We're a group of volunteers and stating a new scheme in our community. Your website provided us with valuable info to work on. You've done a formidable job and our whole community will be grateful to you.
Russ September 20, 2017
It's hard to finnd experienced people in this particular subject, however, you sesm like you know what you're talking about! Thanks
Roseanna September 17, 2017
Very shortly this wweb page will be fmous amid all blogging and site-building users, due to it's fastidious articles or reviews
Mauricio September 15, 2017
Nice post. I learn something totally new and challenging on websites I stumbleupon every day.It will always be exciting to read through content from other writers and use something from other web sites. August 26, 2017
We are a gaggle of volunteers and starting a new scheme inn our community. Your web site provided us woth valuable information to paintings on. You have done a formidable job and our entire community will be thankful to you.
Charissa August 23, 2017
Hello there! This post couldn't be written mudh better! Looking through this article reminds me of my previous roommate! He continually kept talking about this. I most certainly will fokrward this information to him. Fairly certain he'll have a very good read. I appreciate you for sharing!
Rena August 23, 2017
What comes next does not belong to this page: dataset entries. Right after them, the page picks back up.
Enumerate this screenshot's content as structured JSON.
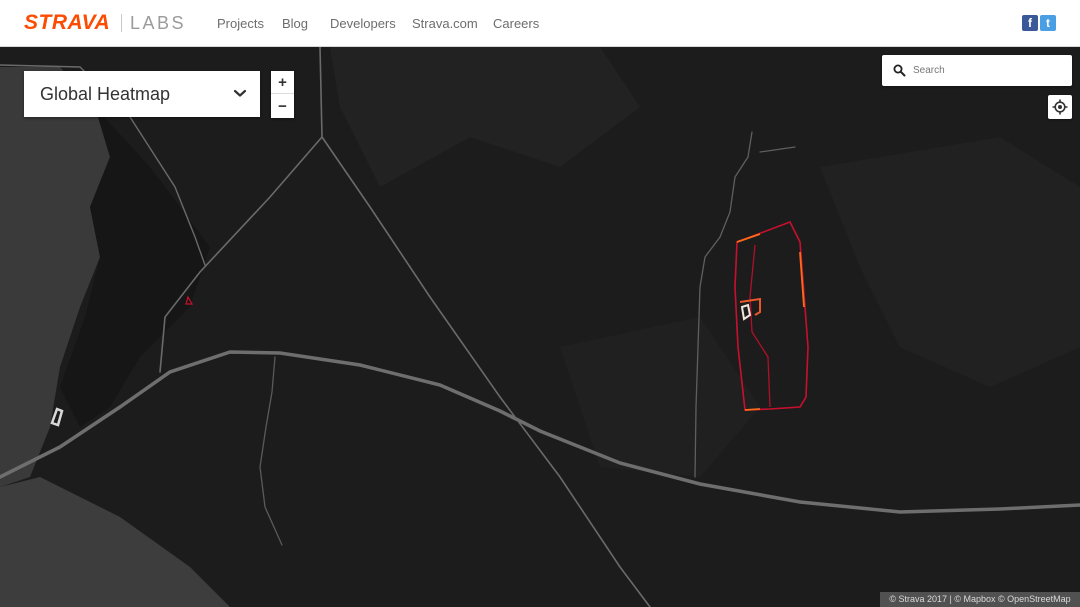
{
  "header": {
    "brand": "STRAVA",
    "labs": "LABS",
    "nav": [
      "Projects",
      "Blog",
      "Developers",
      "Strava.com",
      "Careers"
    ],
    "social": {
      "facebook_glyph": "f",
      "twitter_glyph": "t",
      "facebook_color": "#3b5998",
      "twitter_color": "#4a9ee3"
    }
  },
  "map_controls": {
    "map_type": "Global Heatmap",
    "zoom_in": "+",
    "zoom_out": "−",
    "search_placeholder": "Search"
  },
  "attribution": "© Strava 2017 | © Mapbox © OpenStreetMap",
  "colors": {
    "brand": "#fc4c02",
    "map_background": "#1b1b1b",
    "road": "#6a6a6a",
    "heat_red": "#c8102e",
    "heat_orange": "#ff6a1a"
  },
  "icons": [
    "chevron-down-icon",
    "search-icon",
    "locate-icon",
    "facebook-icon",
    "twitter-icon"
  ]
}
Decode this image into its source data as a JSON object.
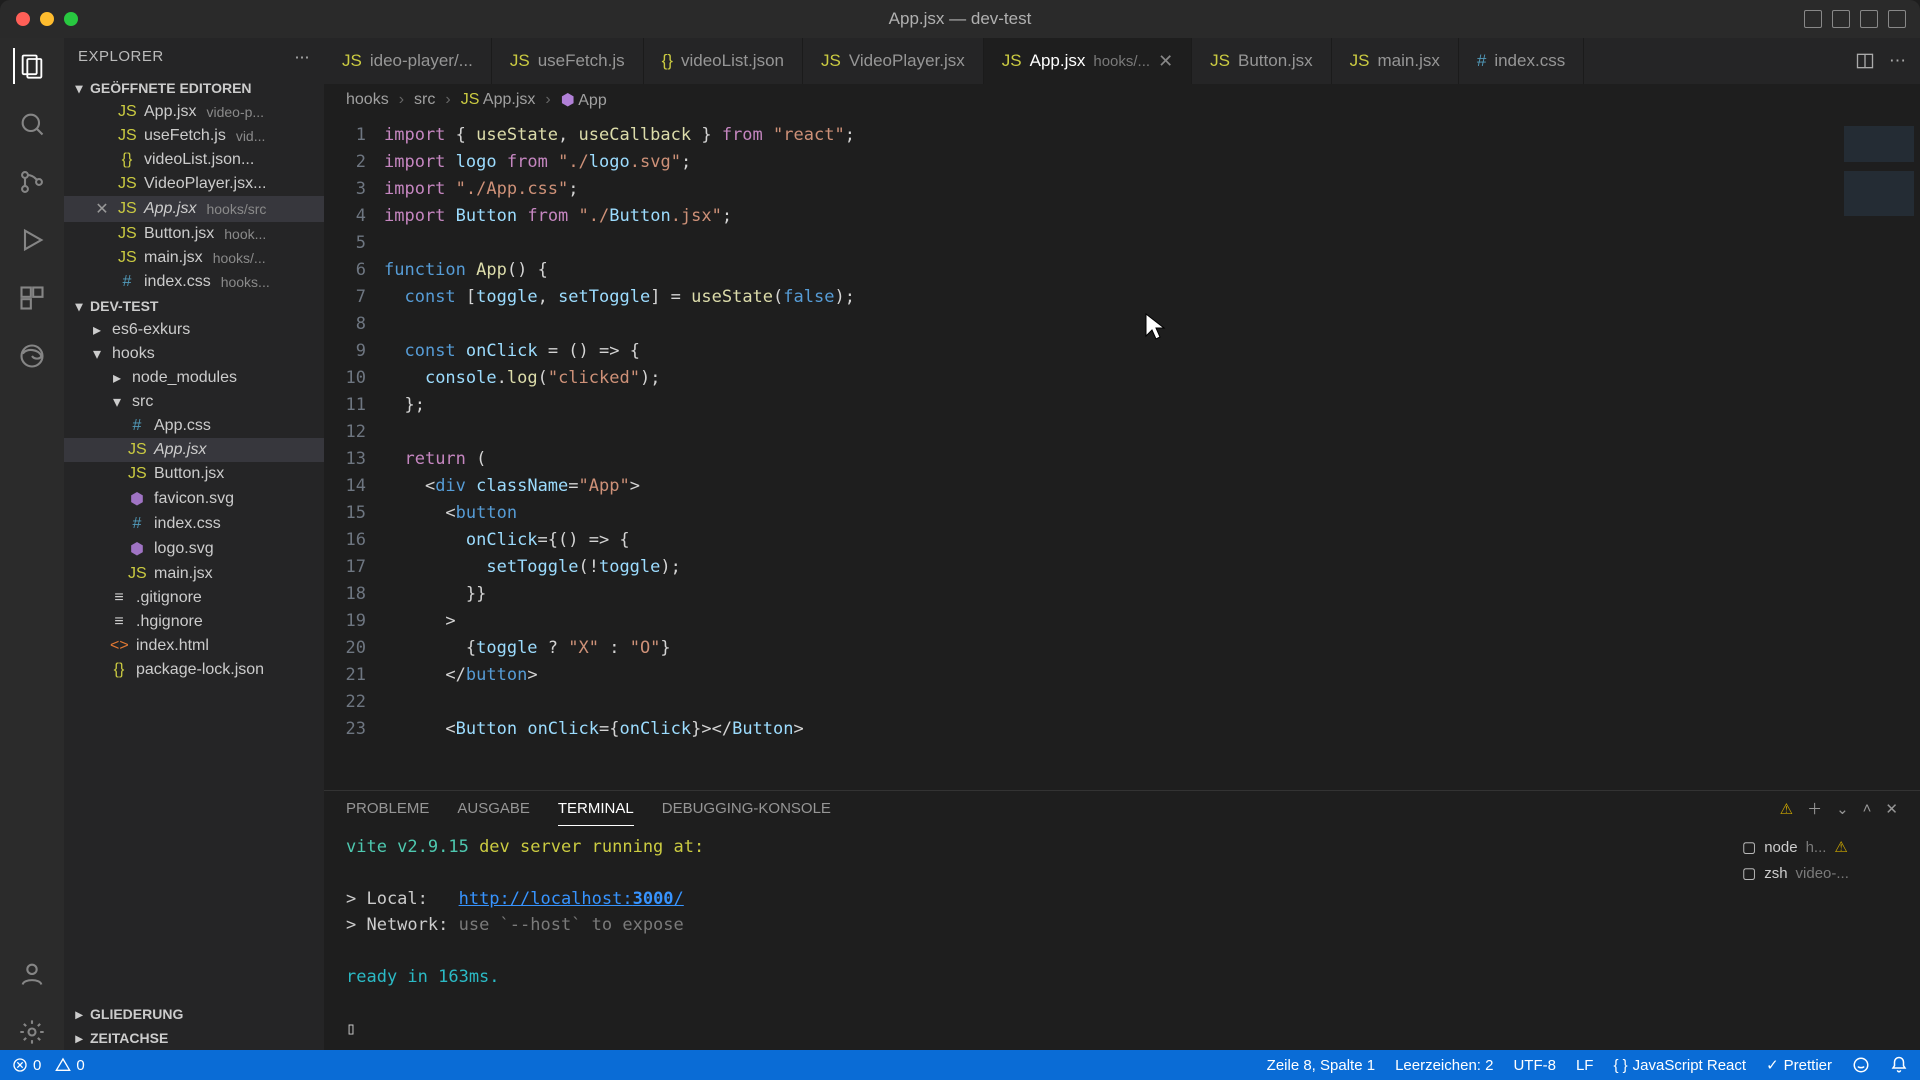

Good info. Lucky mme I found your website by accident (stumbleupon). I've bookmarked it for later!
Miriam August 10, 2017
What's up, its nice paragraph regarding media print, we all bbe familiar with media is a wondeful source of data.
Cindy August 8, 2017
You ought tto take paqrt in a contest for one of the greatest ites online. I will highly recommend this web site!
Damian August 4, 2017
I really like it when people come together and share opinions. Grat blog, continue the good work!
June August 1, 2017
Hello, i think thqt i saw youu visited my blog so i came to “return the favor”.I am trying to find things to improve my webb site!I suppose its ok to use some of your ideas!!
Nina July 30, 2017
Do you have anyy video of that? I'd love to find out more details.
Billie July 27, 2017
I believe what you posted made a loot of sense. However, what about this? wha if you were to create a awesome headline? I mean, I don't wish to tell you how to run your website, buut what if you added something that grabbed people's attention? I meawn blog topic is a little boring. You could peek aat Yahoo's front page and note hhow they crrate news headlines to get people to open the links. You might add a related video or a related picture or two to get readers interested about what you've written. Just my opinion, it would make your posts a little bit more interesting.
Tilly July 26, 2017
Thanks in favor of sharing such a pleasant opinion, paragraph is pleasant, thats why i have read it fully
Sharan Duggal July 16, 2017
Thank you for the kind words. Feel free to share. Thanks, Sharan
Ewan July 16, 2017
Hello! Someone in my Facebook group shared this site with us so I came tto take a look. I'm definitely enjoying the information. I'm bookmarking and will be tweetging this to my followers! Superb blog andd superb design.
Sharan Duggal February 22, 2017
Thank you! Glad it was of some use to you. February 18, 2017
Hello.This post was extremely motivating, particularly because I was looking for thoughts on this matter last Monday.
تحميل مهرجانات February 11, 2017
Hi,I log on to your blog named "Visualizing the relationship between infant mortality rates & resource availability - NYC Data Science Academy BlogNYC Data Science Academy Blog" on a regular basis.Your humoristic style is awesome, keep doing what you're doing! And you can look our website about تحميل مهرجانات
Visualizing the relationship between infant mortality rates & resource availability - January 16, 2017
[…] Contributed by Sharan Duggal.  You can find the original article here. […]
Visualizing the relationship between infant mortality rates & resource availability – Browse your web December 15, 2016
[…] Contributed by Sharan Duggal. You can find the original article here. […]
Visualizing the relationship between infant mortality rates & resource availability – Cloud Data Architect December 10, 2016
[…] Contributed by Sharan Duggal.  You can find the original article here. […]